Amazon One Enterprise, this new service builds upon the existing Amazon One, initially introduced in 2020 to facilitate biometric payments in Amazon’s cashierless stores. At Amazon Go outlets, customers could link their payment card to their palm print, granting access and enabling transactions by hovering their hand over a scanner.
While the technology has sparked concerns about Amazon’s handling and processing of biometric data, the company has strengthened its focus on this technology over the years. This effort includes offering incentives for customers to register their palm prints, extending the service to all Whole Foods stores in the U.S., and establishing partnerships with external retailers.
Amazon One Enterprise appears to be a natural expansion of this technology, leveraging Amazon’s position in enterprise software and dominance in cloud infrastructure. Despite the rise of remote work, companies still seek to have their employees present in physical offices occasionally. With Amazon One Enterprise, businesses can implement contactless authentication devices in various locations, such as office entrances, educational institutions, and airports.
Additionally, Amazon claims that the technology could manage access to restricted software, potentially replacing various identification methods like badges, fobs for building entry, and passwords or PINs for software access.
For organizations opting for Amazon One Enterprise, two scanning device options are available: a standalone unit that can be integrated into doorways or barriers, and a pedestal-mounted device suitable for flexible placement. To enroll in Amazon One Enterprise, employees need to use their physical badge for authentication and associate their palm print with their profile.
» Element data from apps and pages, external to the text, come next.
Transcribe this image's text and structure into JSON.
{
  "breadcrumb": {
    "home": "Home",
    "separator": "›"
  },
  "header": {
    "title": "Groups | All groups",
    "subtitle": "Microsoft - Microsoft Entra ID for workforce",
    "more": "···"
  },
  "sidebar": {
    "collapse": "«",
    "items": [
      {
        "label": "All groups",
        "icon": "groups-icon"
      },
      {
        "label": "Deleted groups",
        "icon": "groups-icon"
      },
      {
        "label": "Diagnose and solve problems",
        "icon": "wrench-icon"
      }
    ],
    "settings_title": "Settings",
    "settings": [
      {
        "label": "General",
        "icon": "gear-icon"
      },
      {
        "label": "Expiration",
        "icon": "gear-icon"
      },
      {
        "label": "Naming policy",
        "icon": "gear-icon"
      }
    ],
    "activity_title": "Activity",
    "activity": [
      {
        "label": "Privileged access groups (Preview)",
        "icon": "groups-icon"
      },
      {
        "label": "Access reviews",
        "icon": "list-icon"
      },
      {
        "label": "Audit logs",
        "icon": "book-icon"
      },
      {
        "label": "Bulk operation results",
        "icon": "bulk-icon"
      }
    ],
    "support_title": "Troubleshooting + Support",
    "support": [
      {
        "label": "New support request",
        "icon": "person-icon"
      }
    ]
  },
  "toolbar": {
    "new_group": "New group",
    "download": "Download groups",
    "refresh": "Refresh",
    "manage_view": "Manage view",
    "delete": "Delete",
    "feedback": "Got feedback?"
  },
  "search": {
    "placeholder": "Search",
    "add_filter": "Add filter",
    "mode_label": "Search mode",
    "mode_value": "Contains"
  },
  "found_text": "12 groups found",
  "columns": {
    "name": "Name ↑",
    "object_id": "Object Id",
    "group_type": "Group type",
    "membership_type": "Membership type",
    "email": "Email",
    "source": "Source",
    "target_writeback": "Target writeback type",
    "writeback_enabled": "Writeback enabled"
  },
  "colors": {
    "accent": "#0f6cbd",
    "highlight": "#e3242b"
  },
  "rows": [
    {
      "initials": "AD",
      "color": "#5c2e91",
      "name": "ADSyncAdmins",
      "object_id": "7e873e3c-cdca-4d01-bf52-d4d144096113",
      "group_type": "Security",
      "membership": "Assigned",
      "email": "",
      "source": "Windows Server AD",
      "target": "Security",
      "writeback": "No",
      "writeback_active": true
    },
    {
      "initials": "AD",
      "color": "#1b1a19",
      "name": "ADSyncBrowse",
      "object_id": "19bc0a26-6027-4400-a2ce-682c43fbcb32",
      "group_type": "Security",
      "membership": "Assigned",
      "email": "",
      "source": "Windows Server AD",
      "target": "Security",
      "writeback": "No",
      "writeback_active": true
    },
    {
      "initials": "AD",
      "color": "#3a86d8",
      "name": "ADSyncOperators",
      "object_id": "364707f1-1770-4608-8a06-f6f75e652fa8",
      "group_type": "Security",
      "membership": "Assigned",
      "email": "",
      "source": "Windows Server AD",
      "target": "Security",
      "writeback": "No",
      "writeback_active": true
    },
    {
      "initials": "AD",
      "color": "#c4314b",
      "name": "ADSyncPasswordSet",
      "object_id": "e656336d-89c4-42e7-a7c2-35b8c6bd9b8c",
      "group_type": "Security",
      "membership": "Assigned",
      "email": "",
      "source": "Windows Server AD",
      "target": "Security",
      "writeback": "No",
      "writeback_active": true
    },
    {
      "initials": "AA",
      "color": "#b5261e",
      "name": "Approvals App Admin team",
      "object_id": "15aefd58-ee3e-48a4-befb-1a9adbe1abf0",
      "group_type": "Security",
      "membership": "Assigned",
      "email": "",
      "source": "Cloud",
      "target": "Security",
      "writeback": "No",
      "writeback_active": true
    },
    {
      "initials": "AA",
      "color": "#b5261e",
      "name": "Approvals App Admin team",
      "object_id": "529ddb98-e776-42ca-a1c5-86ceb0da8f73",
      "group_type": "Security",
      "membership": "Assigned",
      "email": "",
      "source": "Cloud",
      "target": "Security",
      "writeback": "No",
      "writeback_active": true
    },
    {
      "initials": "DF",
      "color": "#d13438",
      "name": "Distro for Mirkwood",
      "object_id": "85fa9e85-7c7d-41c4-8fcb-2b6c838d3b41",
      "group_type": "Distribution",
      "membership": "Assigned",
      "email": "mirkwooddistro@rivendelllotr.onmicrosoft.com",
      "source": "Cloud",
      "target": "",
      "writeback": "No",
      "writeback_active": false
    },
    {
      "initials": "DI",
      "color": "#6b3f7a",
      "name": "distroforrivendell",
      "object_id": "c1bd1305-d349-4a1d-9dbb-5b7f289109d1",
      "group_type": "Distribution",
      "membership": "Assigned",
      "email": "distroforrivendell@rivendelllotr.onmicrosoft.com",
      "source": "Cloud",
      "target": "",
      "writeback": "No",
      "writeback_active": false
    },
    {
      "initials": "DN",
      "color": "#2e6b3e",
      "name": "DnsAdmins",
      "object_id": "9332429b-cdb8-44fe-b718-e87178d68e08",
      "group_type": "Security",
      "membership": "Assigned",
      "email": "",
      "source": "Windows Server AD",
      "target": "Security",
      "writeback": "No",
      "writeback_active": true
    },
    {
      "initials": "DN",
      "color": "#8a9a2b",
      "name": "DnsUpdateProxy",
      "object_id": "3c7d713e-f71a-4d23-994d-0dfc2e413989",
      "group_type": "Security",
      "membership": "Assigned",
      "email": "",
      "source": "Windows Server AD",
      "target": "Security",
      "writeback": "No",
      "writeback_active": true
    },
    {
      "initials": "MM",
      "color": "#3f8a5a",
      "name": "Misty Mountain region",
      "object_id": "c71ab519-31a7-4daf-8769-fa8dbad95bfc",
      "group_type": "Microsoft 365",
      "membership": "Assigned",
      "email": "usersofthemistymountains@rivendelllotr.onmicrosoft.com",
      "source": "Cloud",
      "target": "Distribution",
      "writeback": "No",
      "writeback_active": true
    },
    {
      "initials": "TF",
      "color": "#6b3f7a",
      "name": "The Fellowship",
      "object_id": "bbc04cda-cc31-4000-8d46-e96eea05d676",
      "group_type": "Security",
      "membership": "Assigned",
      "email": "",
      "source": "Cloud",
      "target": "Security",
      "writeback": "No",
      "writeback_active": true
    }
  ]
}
Alternatively, if passwords or PINs are the standard authentication method for software access, individuals can link their palm print with these credentials during enrollment.
While Amazon’s new enterprise palm-scanning service is clearly based on the same technology and infrastructure as its consumer offering, the company is keen to stress that it’s distinct from the system that people use to authenticate themselves at retail stores. Enterprise-grade data privacy, and all that.
“You will not be able to use your palm to pay at a Whole Foods Market or other Amazon One-enabled locations even if you enroll at an enterprise,” the company notes in a FAQ. “This is because, with Amazon One Enterprise, we offer a private collection of palm signatures for each enterprise resulting in strong data isolation and security.”
The company says that it stores users’ palm-print and badge ID on AWS Cloud, though they can delete their biometric data through an Amazon One enrollment device similar to the one they originally used to sign up. Amazon also says that it will automatically delete users’ data if they don’t interact with an Amazon One Enterprise device for two years.
Amazon One Enterprise is available in preview for U.S. customers now.